"The rental market is very scary and particularly scary for people who have market-rate housing at the lower end of the spectrum," said Rachel Falkove, executive director of the homelessness prevention and services nonprofit Family Promise of Philadelphia, formerly known as Philadelphia Interfaith Hospitality Network.
Nationwide, the median rent reached $1,827 in April, up 21% from April 2020 and almost 17% from April 2021, according to a Realtor.com report. It's on track to pass $2,000 by August. April marked the 14th straight month of record high median rents. In the Philadelphia metro area, median rent is $1,775, up almost 8% from last year.
As inflation drives up prices for everything, roughly two-thirds of tenants say the biggest strain on their budgets is rising rent, according to a Realtor.com survey of more than 2,400 renters and landlords released this month.
In addition to charging more simply because people will pay, landlords also are responding to the pressure of higher operating costs. Almost three-quarters of rental property owners surveyed plan to raise rents within the next 12 months for at least one property.
"We had people paying 50% to 60% of their income for housing," Falkove said, "and the rates are going way up."
As rents rise, some renters who have been in their homes for years and want to stay are getting priced out. Seniors and other tenants on fixed incomes are particularly vulnerable. Tenants seek help from organizations such as Family Promise when they can't find new homes.
One woman who was formerly homeless moved her family out of their apartment of four years instead of renewing her lease because of mold and maintenance issues, Falkove said. She figured they'd live in a hotel for a week or two while she found another place.
"It's been a couple of months," Falkove said.
The woman ran out of money. The nonprofit has the family in a temporary month-to-month rental.
Offering to pay more rent
June 2020 was the first time Israel of eXp Realty experienced a rental bidding war. After her aunt applied for a townhouse in Sicklerville, the listing agent said a lot of people wanted it and some had offered more than the asking price.
"And I was like, 'What? On a rental? No way,' " Israel said. Her aunt offered $200 more per month. But someone had already topped that.
A few weeks ago, Israel's brother found a house in Delaware County with advertised rent of about $1,400. After he applied, Israel said, the property manager said someone had offered up to $1,875 a month. So could he beat that? He kept looking.
The question is familiar to Paula Wall, who looked at apartments throughout the region earlier in the pandemic. A property owner who had listed a two-bedroom unit for about $1,400 told her a couple was willing to pay more. Wall offered an additional $50 a month, but the owner chose a tenant who could pay $100 more. That happened a few times.

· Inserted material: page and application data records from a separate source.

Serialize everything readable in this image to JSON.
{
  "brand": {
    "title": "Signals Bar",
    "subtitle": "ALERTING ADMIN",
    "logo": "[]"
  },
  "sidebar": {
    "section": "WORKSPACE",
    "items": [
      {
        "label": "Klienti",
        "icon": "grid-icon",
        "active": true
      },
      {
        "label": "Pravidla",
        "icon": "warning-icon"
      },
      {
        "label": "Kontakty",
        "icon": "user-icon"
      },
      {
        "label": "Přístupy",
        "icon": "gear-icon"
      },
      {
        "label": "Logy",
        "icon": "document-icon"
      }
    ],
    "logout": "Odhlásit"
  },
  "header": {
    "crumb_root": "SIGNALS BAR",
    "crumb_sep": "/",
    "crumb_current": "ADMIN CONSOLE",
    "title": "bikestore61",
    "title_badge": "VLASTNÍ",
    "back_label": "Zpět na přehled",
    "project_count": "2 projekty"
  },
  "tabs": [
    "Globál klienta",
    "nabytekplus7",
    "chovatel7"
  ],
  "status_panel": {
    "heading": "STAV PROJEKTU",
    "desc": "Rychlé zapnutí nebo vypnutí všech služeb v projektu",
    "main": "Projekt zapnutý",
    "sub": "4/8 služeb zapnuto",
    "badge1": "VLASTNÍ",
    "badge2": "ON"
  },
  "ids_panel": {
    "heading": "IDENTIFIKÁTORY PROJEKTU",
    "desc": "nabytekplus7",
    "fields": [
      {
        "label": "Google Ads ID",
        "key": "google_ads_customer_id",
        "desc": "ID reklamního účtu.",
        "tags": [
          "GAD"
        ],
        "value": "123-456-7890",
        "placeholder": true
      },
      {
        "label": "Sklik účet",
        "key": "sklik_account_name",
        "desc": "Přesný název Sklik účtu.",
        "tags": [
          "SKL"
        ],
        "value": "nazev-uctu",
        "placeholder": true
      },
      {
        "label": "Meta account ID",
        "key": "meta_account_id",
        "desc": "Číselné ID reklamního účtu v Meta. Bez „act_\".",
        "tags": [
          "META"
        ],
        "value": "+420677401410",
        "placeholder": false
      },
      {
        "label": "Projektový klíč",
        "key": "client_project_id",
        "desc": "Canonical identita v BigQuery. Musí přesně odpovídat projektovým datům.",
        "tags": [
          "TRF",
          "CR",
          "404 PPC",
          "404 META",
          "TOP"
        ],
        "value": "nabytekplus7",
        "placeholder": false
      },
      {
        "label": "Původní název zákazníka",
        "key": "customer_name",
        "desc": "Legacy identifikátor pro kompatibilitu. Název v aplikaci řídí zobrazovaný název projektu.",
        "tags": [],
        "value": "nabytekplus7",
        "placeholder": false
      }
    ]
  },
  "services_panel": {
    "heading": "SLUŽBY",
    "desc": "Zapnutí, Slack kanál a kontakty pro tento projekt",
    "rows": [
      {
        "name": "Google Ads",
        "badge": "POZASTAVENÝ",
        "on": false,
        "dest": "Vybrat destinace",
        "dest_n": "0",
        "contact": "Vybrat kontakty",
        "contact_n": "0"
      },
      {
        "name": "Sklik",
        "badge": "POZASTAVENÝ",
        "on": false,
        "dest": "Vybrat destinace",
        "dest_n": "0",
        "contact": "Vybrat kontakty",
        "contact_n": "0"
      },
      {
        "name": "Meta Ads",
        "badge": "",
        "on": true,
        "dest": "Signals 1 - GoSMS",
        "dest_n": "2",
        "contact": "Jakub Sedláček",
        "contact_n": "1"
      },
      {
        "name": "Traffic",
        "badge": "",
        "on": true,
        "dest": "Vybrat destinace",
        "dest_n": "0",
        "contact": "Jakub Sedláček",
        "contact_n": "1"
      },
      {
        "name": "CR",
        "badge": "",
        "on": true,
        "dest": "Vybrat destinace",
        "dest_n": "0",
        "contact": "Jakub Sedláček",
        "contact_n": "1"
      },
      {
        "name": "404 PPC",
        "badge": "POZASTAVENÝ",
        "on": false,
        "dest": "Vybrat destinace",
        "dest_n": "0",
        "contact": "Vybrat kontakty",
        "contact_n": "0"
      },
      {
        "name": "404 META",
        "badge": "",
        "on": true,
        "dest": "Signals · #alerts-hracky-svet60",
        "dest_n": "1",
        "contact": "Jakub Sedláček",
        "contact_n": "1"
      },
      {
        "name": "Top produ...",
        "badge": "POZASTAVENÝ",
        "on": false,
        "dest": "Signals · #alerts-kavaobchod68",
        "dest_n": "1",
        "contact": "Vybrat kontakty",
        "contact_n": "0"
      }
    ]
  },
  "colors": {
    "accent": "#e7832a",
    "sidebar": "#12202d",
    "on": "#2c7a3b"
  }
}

"It doesn't make sense. It's not like a house that you're buying," she said. "Don't get me there and say, 'Someone else is bidding higher than you.' "

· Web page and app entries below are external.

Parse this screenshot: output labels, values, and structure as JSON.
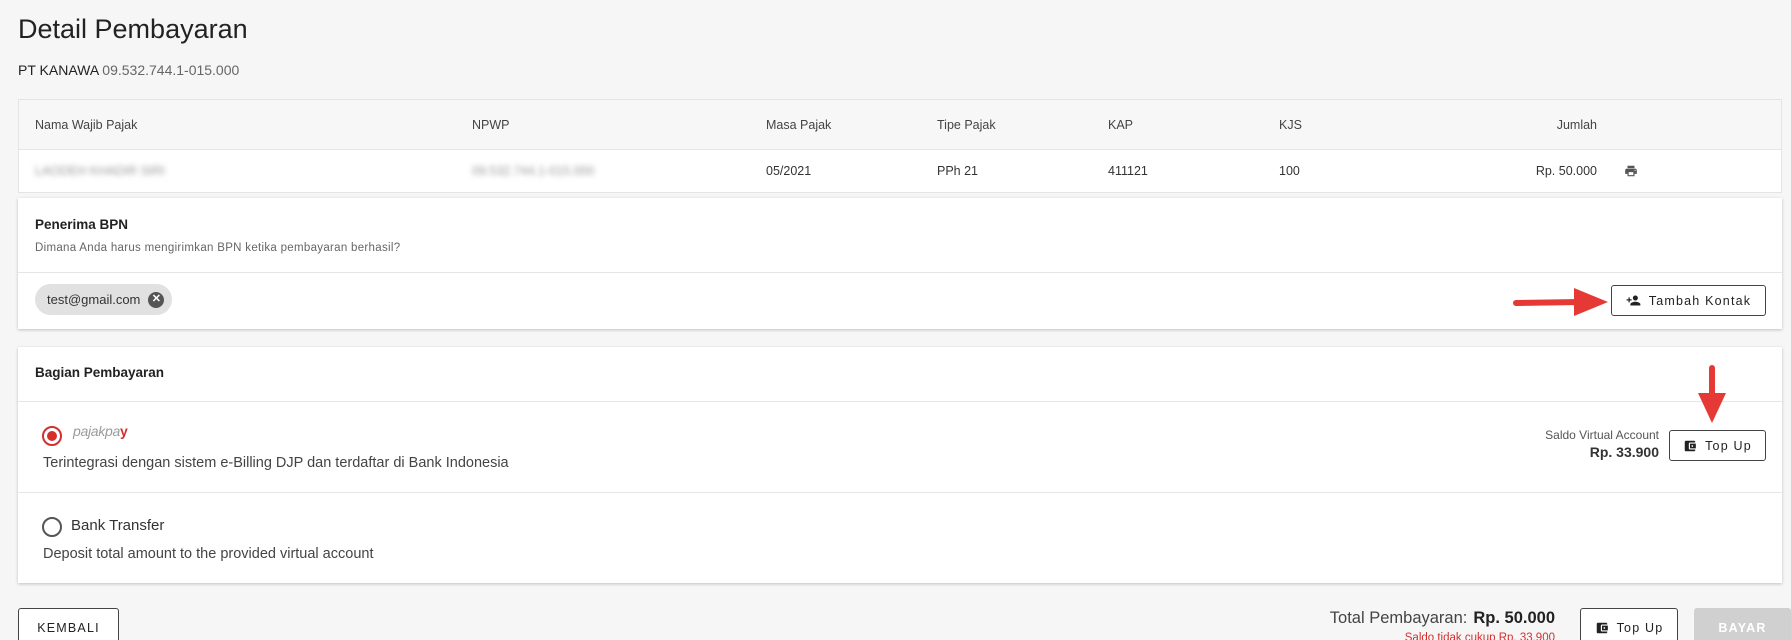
{
  "page": {
    "title": "Detail Pembayaran"
  },
  "company": {
    "name": "PT KANAWA",
    "npwp": "09.532.744.1-015.000"
  },
  "table": {
    "headers": [
      "Nama Wajib Pajak",
      "NPWP",
      "Masa Pajak",
      "Tipe Pajak",
      "KAP",
      "KJS",
      "Jumlah"
    ],
    "row": {
      "nama": "LAODEH KHADIR SIRI",
      "npwp": "09.532.744.1-015.000",
      "masa_pajak": "05/2021",
      "tipe_pajak": "PPh 21",
      "kap": "411121",
      "kjs": "100",
      "jumlah": "Rp. 50.000"
    },
    "print_icon": "printer-icon"
  },
  "penerima": {
    "title": "Penerima BPN",
    "subtitle": "Dimana Anda harus mengirimkan BPN ketika pembayaran berhasil?",
    "chips": [
      "test@gmail.com"
    ],
    "add_contact_label": "Tambah Kontak"
  },
  "payment": {
    "title": "Bagian Pembayaran",
    "options": [
      {
        "logo_text": "pajakpa",
        "logo_mark": "y",
        "description": "Terintegrasi dengan sistem e-Billing DJP dan terdaftar di Bank Indonesia",
        "selected": true
      },
      {
        "label": "Bank Transfer",
        "description": "Deposit total amount to the provided virtual account",
        "selected": false
      }
    ],
    "saldo_label": "Saldo Virtual Account",
    "saldo_value": "Rp. 33.900",
    "topup_label": "Top Up"
  },
  "footer": {
    "back_label": "KEMBALI",
    "total_label": "Total Pembayaran:",
    "total_value": "Rp. 50.000",
    "warning": "Saldo tidak cukup Rp. 33.900",
    "topup_label": "Top Up",
    "pay_label": "BAYAR"
  },
  "colors": {
    "accent": "#d32f2f",
    "annotation_arrow": "#e53935",
    "disabled": "#d0d0d0"
  }
}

She got discouraged by the rental market and has decided to try to purchase her first home.
Wall, 62, who has adult children, has been living with family in a Maple Shade apartment while she continues to improve her credit and works with a financial adviser. She also has two daughters ages 5 and 6 whom she adopted a few years ago. She wants a yard they can play in and a property she can leave to them.
"I gave myself a year to have me a home," she said. "So next year I want to be in my home."
The rental market outlook
The Philadelphia-based Tenant Union Representative Network hasn't heard that rental bidding is a widespread issue, but executive director Nicole Lawrence said she received a call about someone who got outbid for an apartment in Lansdowne.
"The sad reality" is that rents are increasing as neighborhoods gentrify and the cost of living goes up, Lawrence said. "I think the situation is going to get worse, not better."
Hale at Realtor.com said she expects rent growth, at least, to slow as it has been doing slightly throughout the year.
"We're moving in the right direction but not very quickly," she said. "There's some light ahead, but it is still going to be a challenging market."